Saturday, May 12, 2018 – Road Ride with Flash

Got up early and managed to get the LQ horse trailer and my truck washed before I finally got Hubby out of bed. He suffered a bit from low blood pressure today, with a few dizzy spells, though he woke up feeling a lot better, Obviously, his arm still hurts from the surgery, and he’s taken a couple of oxycodone, but he doesn’t like the way it reacts with him, so he switched over to acetaminophen last night and this morning. Spent some time trying out various aluminum polishes to see what would work on the trailer, and nothing really completely made the streaks of oxidation go away, so I have to keep looking. He didn’t feel well enough to do much, so we started his dialysis just after 1:00, so we were done at a reasonable hour. I hadn’t work with Flash this morning, but I had made some bread that I wanted to take down to my neighbor who gave me eggs, and decided to ride Flash there. It was a bit of a risk to take him on the road after only one short ride in the round pen, but I decided it was worth the risk. After all, I have to make him bombproof for Hubby as soon as possible! I got him saddled up and headed up the driveway. He was a bit antsy, with his head and ears way up, but behaving himself for the most part. After going through the gate and heading down the road, I got about 100 yards when he decided there was something out there that was going to eat him, probably the orange and black sign that indicated a culvert, and refused to go any further. I spent about 20-25 minutes zigzagging him up and down the road in an effort to get him over it, and FINALLY he did. He was actually trembling in fear! It’s obvious to me that this horse has never been ridden outside of an arena or a pasture, he is so unaccustomed to ANYTHING outside of that, poor thing! We rode the rest of our way to my neighbors, about 1 ½ miles away, without incident, other than the occasional excitement when he saw a downed log by the side of the road, which he practically went off the opposite sides of the road to get away from.

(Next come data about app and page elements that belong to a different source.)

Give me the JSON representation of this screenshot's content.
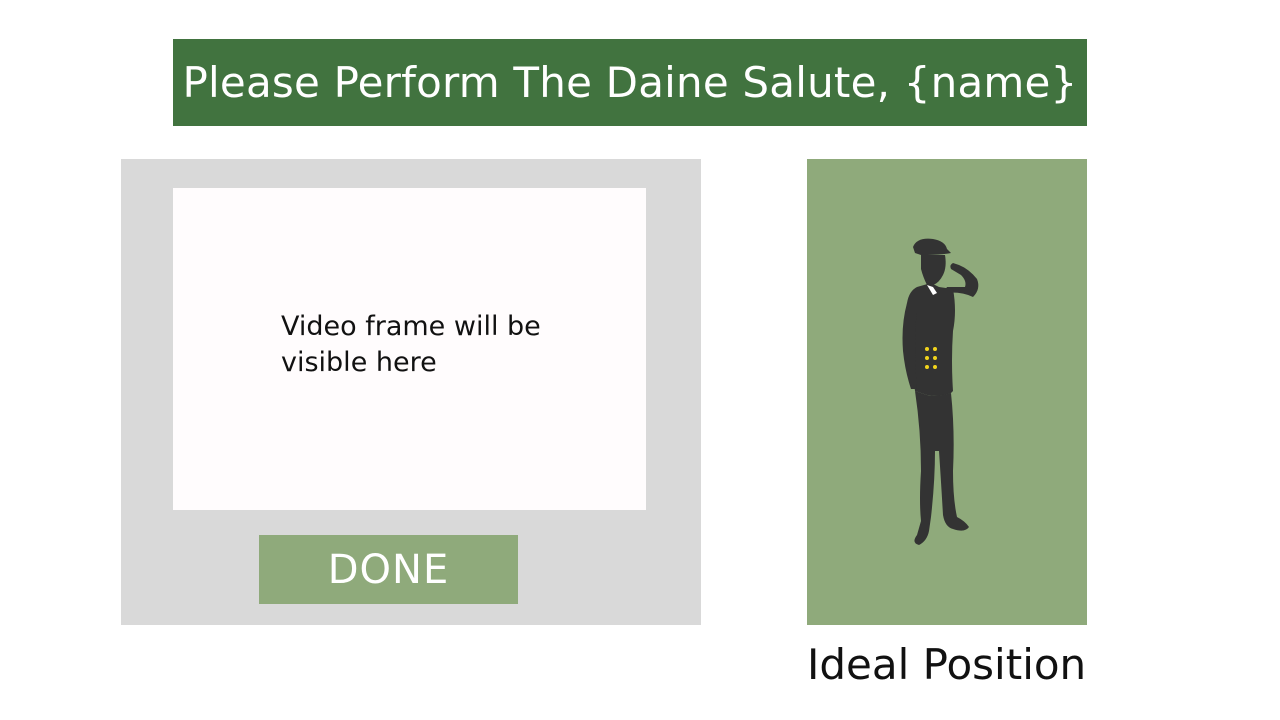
{
  "header": {
    "title": "Please Perform The Daine Salute, {name}"
  },
  "capture": {
    "video_placeholder": "Video frame will be visible here",
    "done_label": "DONE"
  },
  "reference": {
    "label": "Ideal Position",
    "figure_icon": "saluting-soldier-silhouette"
  },
  "colors": {
    "banner": "#41733f",
    "accent_green": "#8faa7b",
    "panel_gray": "#d9d9d9",
    "video_bg": "#fffcfd",
    "silhouette": "#333333",
    "buttons_gold": "#f2d41c"
  }
}
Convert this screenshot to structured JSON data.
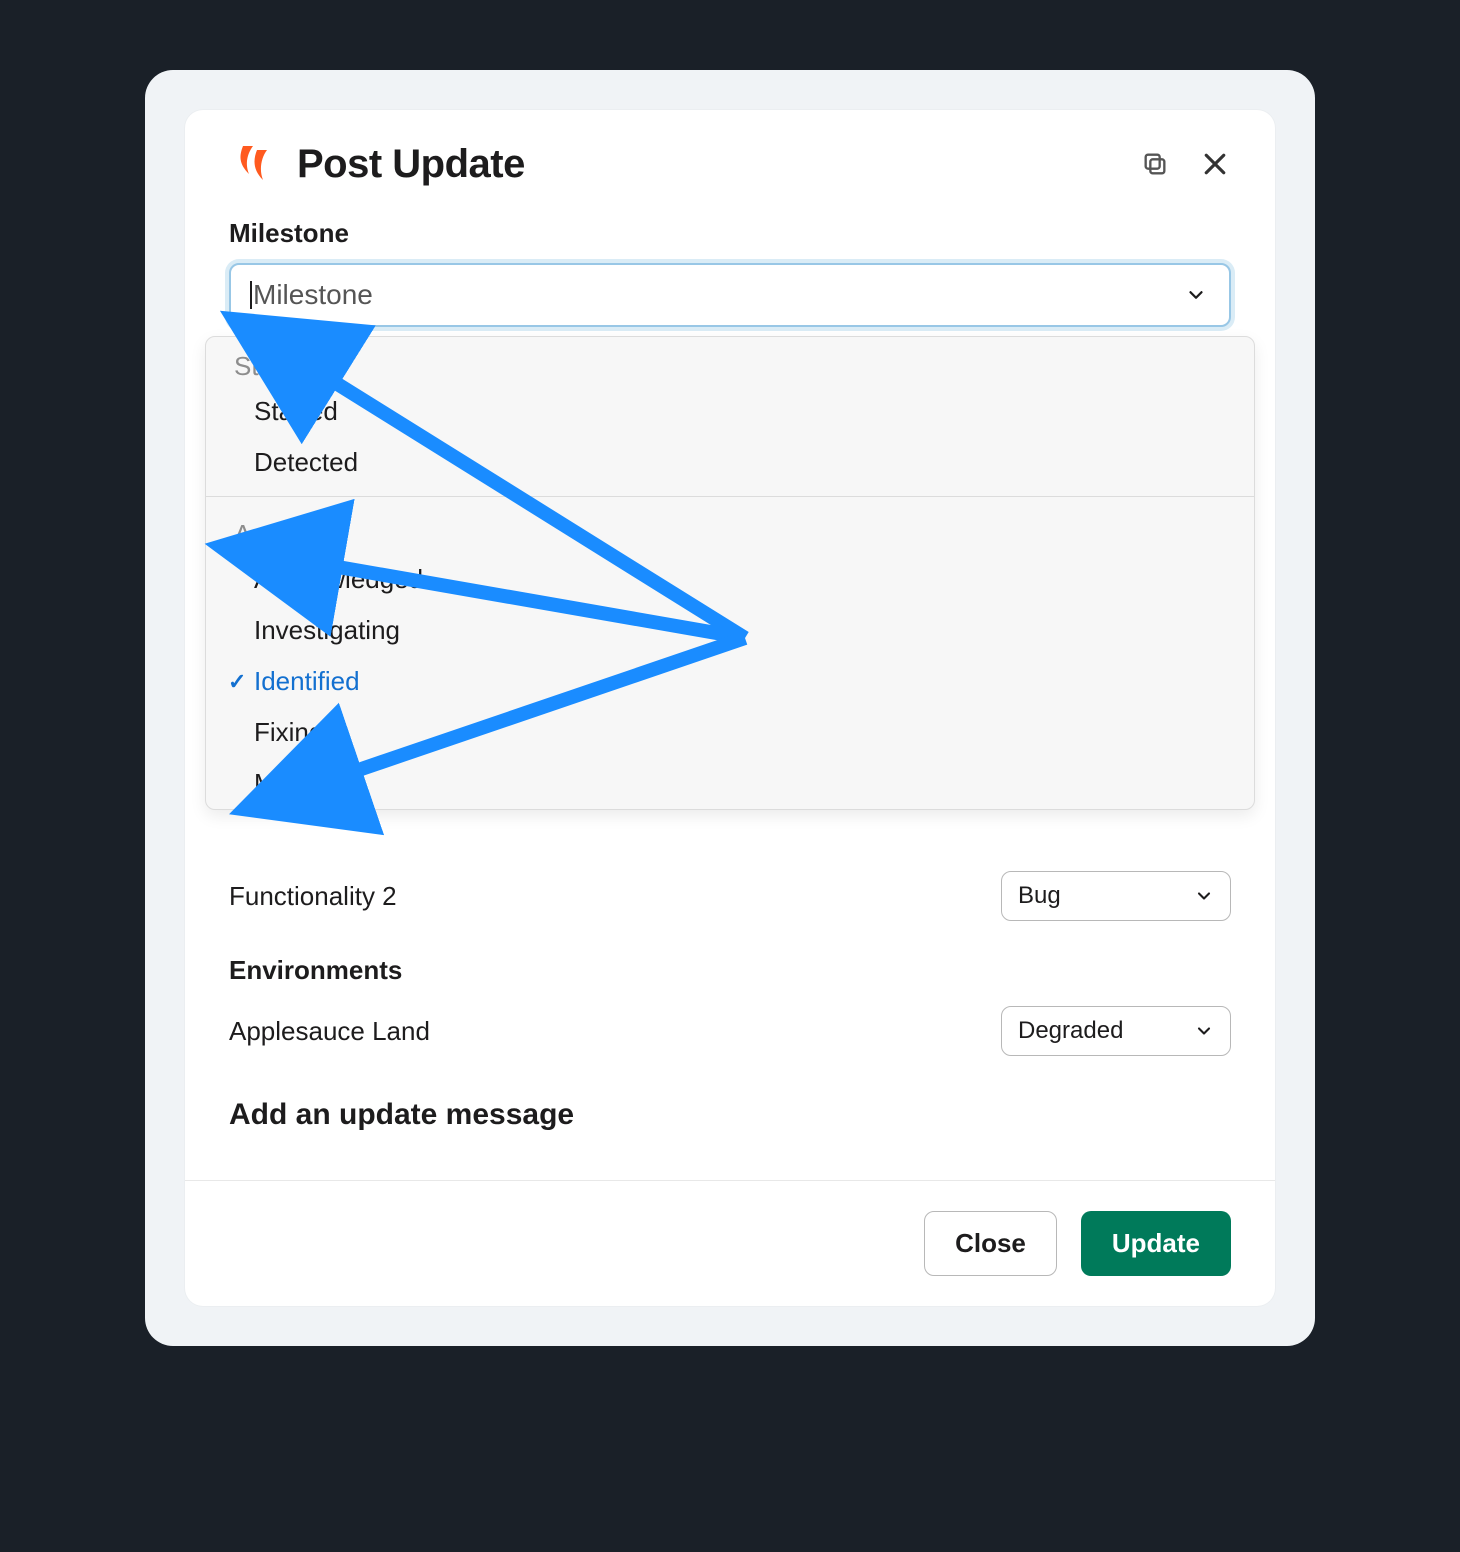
{
  "modal": {
    "title": "Post Update"
  },
  "milestone": {
    "label": "Milestone",
    "placeholder": "Milestone",
    "groups": [
      {
        "label": "Started",
        "options": [
          {
            "label": "Started",
            "selected": false
          },
          {
            "label": "Detected",
            "selected": false
          }
        ]
      },
      {
        "label": "Active",
        "options": [
          {
            "label": "Acknowledged",
            "selected": false
          },
          {
            "label": "Investigating",
            "selected": false
          },
          {
            "label": "Identified",
            "selected": true
          },
          {
            "label": "Fixing",
            "selected": false
          },
          {
            "label": "Mitigated",
            "selected": false
          }
        ]
      }
    ]
  },
  "functionalities": [
    {
      "label": "Functionality 2",
      "value": "Bug"
    }
  ],
  "environments_section": "Environments",
  "environments": [
    {
      "label": "Applesauce Land",
      "value": "Degraded"
    }
  ],
  "update_message_title": "Add an update message",
  "footer": {
    "close": "Close",
    "update": "Update"
  },
  "colors": {
    "accent_blue": "#1a8cff",
    "primary_green": "#007a5a"
  }
}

I tied him up when we got there, and he pranced around pretty much all the time while I chatted with my neighbors, who graciously admired him. Once we got caught up on all the neighborhood gossip, I remounted and headed back home. About halfway back, Flash’s head FINALLY relaxed, and I was able to give him a nice loose rein for most of the rest of the way home. Mission accomplished! Flash learned several lessons today, and I can’t wait to move on to the next lesson or two! Got back at dusk, got everyone settled in for the night, fixed dinner and had a relaxing evening, satisfied with a very good and productive day!